KIC 8462852, a mysteriously dimming star located about 1,480 light-years away in the constellation of Cygnus, is, in fact, a binary stellar system, made up of a main-sequence F-type star and a smaller red dwarf star.
Keck/NIRC2 adaptive optics image of KIC 8462852A, KIC 8462852B, and candidate companions (cc1 and cc2). Image credit: Pearce et al., arXiv: 2101.06313.
KIC 8462852, also known as Boyajian’s star or Tabby’s star, exhibits large, aperiodic dips in a variety of shapes, inconsistent with an exoplanet explanation.
There has been significant interest in this star, with many suggested explanations from interstellar clouds, to a swarm of exocomets orbiting the star, to circumstellar dust, to debris from a melting exomoon, to alien megastructures.
“The light curve of KIC 8462852, a.k.a Boyajian’s star, undergoes deep dips the origin of which remains unclear,” Steward Observatory astronomer Logan Pearce and his colleagues from the United States and the United Kingdom wrote in their paper.
“A faint star 1.95’’ to the east was discovered in images from the Near Infrared Camera 2 (NIRC2) instrument on the Keck II telescope in 2015, but its status as a binary, and possible contribution to the observed variability, was unclear.”
In their work, the astronomers analyzed a series of Keck/NIRC2 images captured in 2014 (28 images), 2016 (13 images), and 2019 (10 images).
They found that the main star, KIC 8462852A, and its companion of spectral type M2V, KIC 8462852B, are a common proper motion pair and a gravitationally bound binary system.
“Since KIC 8462852B is a bound companion, we assume that it follows a Keplerian orbit around the center of mass of the system,” they wrote.

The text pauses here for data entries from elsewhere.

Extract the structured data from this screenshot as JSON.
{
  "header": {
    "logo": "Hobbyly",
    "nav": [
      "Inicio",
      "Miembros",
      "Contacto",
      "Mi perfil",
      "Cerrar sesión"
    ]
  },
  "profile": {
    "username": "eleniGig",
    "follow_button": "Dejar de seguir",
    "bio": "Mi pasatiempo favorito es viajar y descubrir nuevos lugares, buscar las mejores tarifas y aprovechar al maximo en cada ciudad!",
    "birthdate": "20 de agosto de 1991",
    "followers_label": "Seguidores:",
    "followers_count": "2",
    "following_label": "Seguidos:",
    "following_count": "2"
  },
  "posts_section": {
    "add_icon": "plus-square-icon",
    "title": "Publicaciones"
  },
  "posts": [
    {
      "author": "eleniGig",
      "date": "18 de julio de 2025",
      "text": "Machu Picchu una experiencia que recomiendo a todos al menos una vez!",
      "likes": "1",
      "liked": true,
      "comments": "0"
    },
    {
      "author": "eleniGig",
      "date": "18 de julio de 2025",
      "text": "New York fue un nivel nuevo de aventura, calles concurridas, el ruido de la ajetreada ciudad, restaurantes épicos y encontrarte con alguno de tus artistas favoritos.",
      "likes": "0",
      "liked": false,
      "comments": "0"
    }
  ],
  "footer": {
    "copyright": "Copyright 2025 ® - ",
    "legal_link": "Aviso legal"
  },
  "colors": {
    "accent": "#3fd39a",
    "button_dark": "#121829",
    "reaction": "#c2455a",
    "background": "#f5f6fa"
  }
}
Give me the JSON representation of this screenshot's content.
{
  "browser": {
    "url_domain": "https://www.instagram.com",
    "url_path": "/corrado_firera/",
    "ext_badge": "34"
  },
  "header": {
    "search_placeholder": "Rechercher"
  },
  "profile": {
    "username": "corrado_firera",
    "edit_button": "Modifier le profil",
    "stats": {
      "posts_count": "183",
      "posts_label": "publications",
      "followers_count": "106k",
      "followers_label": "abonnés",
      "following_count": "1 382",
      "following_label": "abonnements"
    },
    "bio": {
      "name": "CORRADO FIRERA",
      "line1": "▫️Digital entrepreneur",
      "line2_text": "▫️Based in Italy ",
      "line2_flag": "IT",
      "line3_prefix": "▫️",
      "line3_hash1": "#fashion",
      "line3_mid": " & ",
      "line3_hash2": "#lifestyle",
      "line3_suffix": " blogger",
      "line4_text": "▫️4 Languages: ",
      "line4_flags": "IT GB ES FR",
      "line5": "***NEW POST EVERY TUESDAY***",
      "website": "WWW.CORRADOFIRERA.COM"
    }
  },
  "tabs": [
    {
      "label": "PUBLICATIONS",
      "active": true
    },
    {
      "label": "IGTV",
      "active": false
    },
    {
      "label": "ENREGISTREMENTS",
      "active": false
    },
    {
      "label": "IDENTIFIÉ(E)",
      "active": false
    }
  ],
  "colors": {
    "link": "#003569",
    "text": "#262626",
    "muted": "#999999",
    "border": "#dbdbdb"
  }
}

“An object on a circular, face-on orbit at the current 880 AU separation and a total system mass of 1.9 solar masses would have a velocity of 1.4 km/s and a period of 18,600 years.”
The astronomers think that it is unlikely that KIC 8462852B directly influences the light curve of the main star.
“Although it has not been thought to be a likely explanation for KIC 8462852A’s light curve, it is a potential source of instability in the long-term evolution of the system, and could excite chaotic orbits of objects in the system,” they wrote in the paper.
“Efforts to explain KIC 8462852A’s dimming events should be informed by the existence of a wide stellar binary companion to the system.”
Logan A. Pearce et al. 2021. Boyajian’s Star B: The co-moving stellar companion to KIC 8462852. ApJ, in press; arXiv: 2101.06313